Reading Round-Up: February 2018

Oh, right, it’s March. Here’s what I read last month:

  1. And Life Comes Back (Tricia Lott Williford)
  2. The Four Tendencies (Gretchen Rubin)
  3. The Divine Comedy III: Paradise (Dante, tr. Dorothy L. Sayers and Barbara Reynolds)
  4. Follow My Leader (James B. Garfield)
  5. One Step at a Time (Deborah Kent)
  6. Real American (Julie Lythcott-Haims)
  7. Persuasion (Jane Austen)
  8. Camino Island (John Grisham)

February was a bit of a lighter month for me — both fewer books read, and a number of them on the shorter side as well. It’s not so surprising; I watched a lot of Olympics. Coupled with the nasty stomach bug that took each of us out in turn, and our three-season marathon through Poldark, small wonder that the book pile sank quite slowly in February. No matter.

Somehow I came out of my childhood owning two young adult novels about losing sight. In Follow My Leader, eleven-year-old Jimmy Carter (really) is blinded suddenly after an accident with a firecracker, and has to learn to navigate his new life, first with a cane and then with his guide dog, Leader. In One Step at a Time, thirteen-year-old Tracy Newberry finds that she has to cope not only with entering high school thoroughly in her older sister’s shadow, but with the terrifying suspicion that she is slowly losing her sight. The two books offer some interesting contrasts when read in conjunction with each other: younger boy vs. older girl, grade school vs. high school, 1950s vs. 1980s, sudden affliction vs. an inescapable decline. I’ll be keeping these two around for the kids.

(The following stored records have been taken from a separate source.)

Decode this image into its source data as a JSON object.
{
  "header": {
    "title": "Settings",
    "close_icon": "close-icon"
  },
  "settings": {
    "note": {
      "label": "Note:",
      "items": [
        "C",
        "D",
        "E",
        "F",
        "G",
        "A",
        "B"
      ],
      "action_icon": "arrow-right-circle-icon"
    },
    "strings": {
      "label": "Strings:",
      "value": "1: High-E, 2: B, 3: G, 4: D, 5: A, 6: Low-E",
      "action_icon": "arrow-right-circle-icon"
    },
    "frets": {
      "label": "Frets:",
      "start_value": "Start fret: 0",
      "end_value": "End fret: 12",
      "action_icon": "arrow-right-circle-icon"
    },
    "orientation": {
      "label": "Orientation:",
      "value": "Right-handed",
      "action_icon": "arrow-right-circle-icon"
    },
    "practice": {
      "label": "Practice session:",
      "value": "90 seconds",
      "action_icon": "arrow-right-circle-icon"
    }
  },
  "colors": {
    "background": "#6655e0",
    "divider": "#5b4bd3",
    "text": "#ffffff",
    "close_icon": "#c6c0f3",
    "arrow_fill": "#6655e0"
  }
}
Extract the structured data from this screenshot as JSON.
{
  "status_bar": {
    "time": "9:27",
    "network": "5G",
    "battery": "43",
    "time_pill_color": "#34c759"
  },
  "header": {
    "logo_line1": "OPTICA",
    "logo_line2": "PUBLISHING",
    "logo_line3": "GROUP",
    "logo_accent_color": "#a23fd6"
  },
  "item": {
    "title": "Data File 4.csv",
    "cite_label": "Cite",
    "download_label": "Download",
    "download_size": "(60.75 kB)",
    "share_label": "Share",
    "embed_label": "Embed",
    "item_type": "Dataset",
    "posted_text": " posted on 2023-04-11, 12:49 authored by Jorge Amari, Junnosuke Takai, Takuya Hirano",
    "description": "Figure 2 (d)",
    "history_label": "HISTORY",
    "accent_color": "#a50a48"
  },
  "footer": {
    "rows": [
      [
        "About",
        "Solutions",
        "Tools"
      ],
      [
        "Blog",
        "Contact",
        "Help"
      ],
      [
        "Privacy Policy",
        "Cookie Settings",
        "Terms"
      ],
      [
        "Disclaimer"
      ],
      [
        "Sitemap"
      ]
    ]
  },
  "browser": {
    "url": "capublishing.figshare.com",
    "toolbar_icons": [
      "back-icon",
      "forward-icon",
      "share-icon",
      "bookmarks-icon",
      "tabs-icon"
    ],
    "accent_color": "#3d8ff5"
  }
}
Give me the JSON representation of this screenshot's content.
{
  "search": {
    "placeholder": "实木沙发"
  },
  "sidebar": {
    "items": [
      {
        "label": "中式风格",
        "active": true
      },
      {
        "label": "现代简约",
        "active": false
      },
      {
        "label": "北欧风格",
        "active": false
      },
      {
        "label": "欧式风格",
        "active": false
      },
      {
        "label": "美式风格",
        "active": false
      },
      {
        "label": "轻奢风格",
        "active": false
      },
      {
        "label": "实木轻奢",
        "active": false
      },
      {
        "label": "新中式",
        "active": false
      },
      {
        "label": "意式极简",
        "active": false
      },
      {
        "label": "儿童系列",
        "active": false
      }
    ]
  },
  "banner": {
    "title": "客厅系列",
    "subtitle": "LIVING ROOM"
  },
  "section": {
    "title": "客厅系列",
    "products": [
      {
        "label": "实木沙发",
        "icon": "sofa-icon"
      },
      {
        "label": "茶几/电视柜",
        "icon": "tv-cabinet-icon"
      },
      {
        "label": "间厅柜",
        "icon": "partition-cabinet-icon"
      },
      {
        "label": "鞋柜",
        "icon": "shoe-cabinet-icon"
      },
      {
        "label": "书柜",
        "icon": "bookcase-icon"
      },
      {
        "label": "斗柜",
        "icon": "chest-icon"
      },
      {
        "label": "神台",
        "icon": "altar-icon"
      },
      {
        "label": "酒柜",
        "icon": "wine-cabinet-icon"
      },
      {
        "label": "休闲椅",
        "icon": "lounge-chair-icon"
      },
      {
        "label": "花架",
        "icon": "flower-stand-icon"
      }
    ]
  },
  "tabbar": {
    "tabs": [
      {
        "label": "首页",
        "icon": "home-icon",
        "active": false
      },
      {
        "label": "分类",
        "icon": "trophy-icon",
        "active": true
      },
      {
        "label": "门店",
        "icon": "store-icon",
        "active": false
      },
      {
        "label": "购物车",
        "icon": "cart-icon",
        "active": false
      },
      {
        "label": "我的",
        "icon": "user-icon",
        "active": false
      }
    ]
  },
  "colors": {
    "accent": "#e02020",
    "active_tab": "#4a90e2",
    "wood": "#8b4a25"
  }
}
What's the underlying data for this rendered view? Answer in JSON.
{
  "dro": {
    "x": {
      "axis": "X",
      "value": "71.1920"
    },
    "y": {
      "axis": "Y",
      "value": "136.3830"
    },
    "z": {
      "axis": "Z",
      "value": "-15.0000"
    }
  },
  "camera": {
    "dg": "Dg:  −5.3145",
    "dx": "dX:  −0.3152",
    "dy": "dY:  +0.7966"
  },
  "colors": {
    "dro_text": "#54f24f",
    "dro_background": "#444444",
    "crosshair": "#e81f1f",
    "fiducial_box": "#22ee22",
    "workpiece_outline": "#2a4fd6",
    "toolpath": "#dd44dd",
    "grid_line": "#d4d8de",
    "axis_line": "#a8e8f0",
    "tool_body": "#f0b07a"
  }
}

And Life Comes Back is Tricia Lott Williford’s first memoir — I read her second, Let’s Pretend We’re Normal, back in December I believe. And Life Comes Back tells the story of her sudden widowhood (in her early thirties, with two preschool-aged children) and her slow reemergence into life afterwards. It is sad, but lovely.

In the “and now for something completely different” department, I finished February with some back-to-back Jane Austen and John Grisham. As one does. I enjoyed Persuasion, although I would probably not count it as my favourite Austen (that crown belongs, always and forever, to Pride and Prejudice). But Anne Elliot is a most sympathetic heroine, and I’m sure I will re-read her story in a year or two with equal pleasure. Camino Island is Grisham’s latest-but-one, a novel that opens with a bold heist of several original F. Scott Fitzgerald manuscripts from the Princeton library, and centres around a group of writers, book collectors, and blackmarketeers in Florida. It’s a fun read.

The Four TendenciesParadise, and Real American have already been treated in their own respective posts.